- [What needs to be done] For the entries below, work out how many lines include the string "callout", then write only that number.

- [Records contained in a dataset]
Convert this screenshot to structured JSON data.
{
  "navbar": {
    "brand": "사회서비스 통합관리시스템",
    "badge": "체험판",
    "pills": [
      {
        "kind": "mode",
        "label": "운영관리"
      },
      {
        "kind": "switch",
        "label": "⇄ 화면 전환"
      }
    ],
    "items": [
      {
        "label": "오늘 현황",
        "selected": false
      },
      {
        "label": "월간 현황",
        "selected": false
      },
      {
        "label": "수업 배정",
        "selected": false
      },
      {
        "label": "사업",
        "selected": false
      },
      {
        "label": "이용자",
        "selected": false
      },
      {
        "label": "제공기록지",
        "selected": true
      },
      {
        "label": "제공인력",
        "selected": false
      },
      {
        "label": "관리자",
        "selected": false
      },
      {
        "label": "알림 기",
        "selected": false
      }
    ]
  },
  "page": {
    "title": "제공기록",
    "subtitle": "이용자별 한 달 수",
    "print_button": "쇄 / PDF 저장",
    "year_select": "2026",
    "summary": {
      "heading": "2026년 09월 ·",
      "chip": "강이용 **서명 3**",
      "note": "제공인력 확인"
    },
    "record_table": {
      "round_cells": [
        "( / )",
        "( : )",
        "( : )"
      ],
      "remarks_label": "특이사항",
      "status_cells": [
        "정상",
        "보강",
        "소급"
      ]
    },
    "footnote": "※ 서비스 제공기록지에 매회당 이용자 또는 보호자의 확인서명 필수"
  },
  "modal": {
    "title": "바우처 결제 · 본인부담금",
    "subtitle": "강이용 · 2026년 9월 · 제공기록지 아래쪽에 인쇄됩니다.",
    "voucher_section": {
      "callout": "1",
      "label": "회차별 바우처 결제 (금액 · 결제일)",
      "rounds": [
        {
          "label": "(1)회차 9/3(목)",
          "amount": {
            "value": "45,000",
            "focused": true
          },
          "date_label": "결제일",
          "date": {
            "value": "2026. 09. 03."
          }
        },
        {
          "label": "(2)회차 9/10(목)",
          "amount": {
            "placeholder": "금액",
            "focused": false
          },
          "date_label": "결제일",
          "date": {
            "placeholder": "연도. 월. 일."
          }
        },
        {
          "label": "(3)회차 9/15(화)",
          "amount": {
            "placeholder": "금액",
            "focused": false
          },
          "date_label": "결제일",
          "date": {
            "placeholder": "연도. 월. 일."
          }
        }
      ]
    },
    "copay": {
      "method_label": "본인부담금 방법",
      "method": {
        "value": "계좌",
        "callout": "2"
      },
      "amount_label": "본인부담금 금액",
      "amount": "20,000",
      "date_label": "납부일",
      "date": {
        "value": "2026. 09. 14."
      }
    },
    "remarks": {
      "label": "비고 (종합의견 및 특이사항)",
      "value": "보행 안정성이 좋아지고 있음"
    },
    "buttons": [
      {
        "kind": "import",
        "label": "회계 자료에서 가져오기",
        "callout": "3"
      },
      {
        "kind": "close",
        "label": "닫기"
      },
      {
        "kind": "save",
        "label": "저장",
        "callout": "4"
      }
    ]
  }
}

- [Solution] 4